The former Robinson Department Store is maybe the least “Philadelphian” of any building in the city. It looms over Market Street like a Pacific swell breaking over a square city’s streetscape. But the surging tide of modernism the building once promised never really reached us, and today Robinson’s stands frozen and forgotten, like a plastic kiddie pool propped up against an abandoned house. The store was designed by Victor Gruen, who is today mostly demonized for spawning the shopping mall as we know it. But in 1946 Gruen was a new American, having fled Vienna before the war to work in the drafting rooms of the 1939 New York World’s Fair. In the 1940s, he and partner Elsie Krummeck were at the vanguard of commercial architecture, building sleek and radical storefronts in downtowns nationwide. The Market Street store was one of eleven the couple designed for the California-based Grayson-Robinson chain of budget womensware, and each of these Austro-Angelean behemoths was a unique flourish of curves, color, and commerce. They were machines for blinging, and they heralded a bright new era of architecture as advertisement.
The Philadelphia store is one of the last to remain standing, but it casts a Dorian Gray-ish pall over Market Street today. The tile mosaic facade is waterstained and pockmarked with bolt-holes from the now-lost Robinson sign. One parapet has been lopped off. Once an elegant arcade with floating glass display cases, the ground floor is now stuffed with standard-issue storefronts, complete with metal security grates and plastic back-lit sign boxes. It’s weird, dirty, and dated– like a Frank Furness building probably looked in 1946.

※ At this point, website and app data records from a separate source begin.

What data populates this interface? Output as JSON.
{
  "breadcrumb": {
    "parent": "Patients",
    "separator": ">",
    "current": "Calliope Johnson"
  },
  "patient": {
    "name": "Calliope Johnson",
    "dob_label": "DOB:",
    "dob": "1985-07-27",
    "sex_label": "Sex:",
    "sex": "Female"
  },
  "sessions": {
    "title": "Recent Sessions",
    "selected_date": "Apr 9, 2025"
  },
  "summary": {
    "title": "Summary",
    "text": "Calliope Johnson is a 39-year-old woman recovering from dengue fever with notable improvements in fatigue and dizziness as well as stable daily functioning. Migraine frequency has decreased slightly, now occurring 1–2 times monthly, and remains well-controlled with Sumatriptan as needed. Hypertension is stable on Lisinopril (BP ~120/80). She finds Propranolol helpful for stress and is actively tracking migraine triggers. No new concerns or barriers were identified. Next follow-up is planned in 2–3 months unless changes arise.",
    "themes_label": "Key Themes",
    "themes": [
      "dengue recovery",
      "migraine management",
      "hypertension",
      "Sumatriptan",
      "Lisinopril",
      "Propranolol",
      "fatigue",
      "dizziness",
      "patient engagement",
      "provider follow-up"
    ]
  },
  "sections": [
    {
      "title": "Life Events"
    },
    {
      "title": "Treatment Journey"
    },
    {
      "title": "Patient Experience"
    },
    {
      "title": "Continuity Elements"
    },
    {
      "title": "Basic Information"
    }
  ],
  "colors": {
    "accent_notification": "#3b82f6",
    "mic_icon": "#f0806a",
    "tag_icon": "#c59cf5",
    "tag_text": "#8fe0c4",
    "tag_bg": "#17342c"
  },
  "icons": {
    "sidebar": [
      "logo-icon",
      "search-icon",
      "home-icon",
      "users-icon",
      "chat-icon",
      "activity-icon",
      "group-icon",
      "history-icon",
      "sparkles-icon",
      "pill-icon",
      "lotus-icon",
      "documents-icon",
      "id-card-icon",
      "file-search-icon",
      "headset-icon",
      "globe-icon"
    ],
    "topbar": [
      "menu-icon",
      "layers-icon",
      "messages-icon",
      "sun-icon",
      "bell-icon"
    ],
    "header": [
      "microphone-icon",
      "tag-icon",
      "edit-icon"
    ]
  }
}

Gruen’s chickens have come home to roost in the Gallery at Market East across the street– a bustling but architecturally invisible affirmation of Gruen’s later shopping mall ethos. But is it too late to give up on his earlier urban visions?
For further reading:
Hardwick, M. Jeffrey. Mall Maker: Victor Gruen, Architect of an American Dream. Philadelphia: University of Pennsylvania Press, 2004.
Heller, Steven and Heimann, Jim. Shop America: Mid-Century Storefront Design, 1938-1950. Los Angeles: Taschen, 2007.
Jackson, Mike. “Storefronts of Tomorrow: American Storefront Design from 1940 to 1970.” Preserving the Recent Past 2, Deborah Slaton and William G. Foulks, eds. Washington, D.C.: National Park Service, 2000.
Wall, Alex. Victor Gruen: From Urban Shop to New City. Barcelona: Actar, 2005.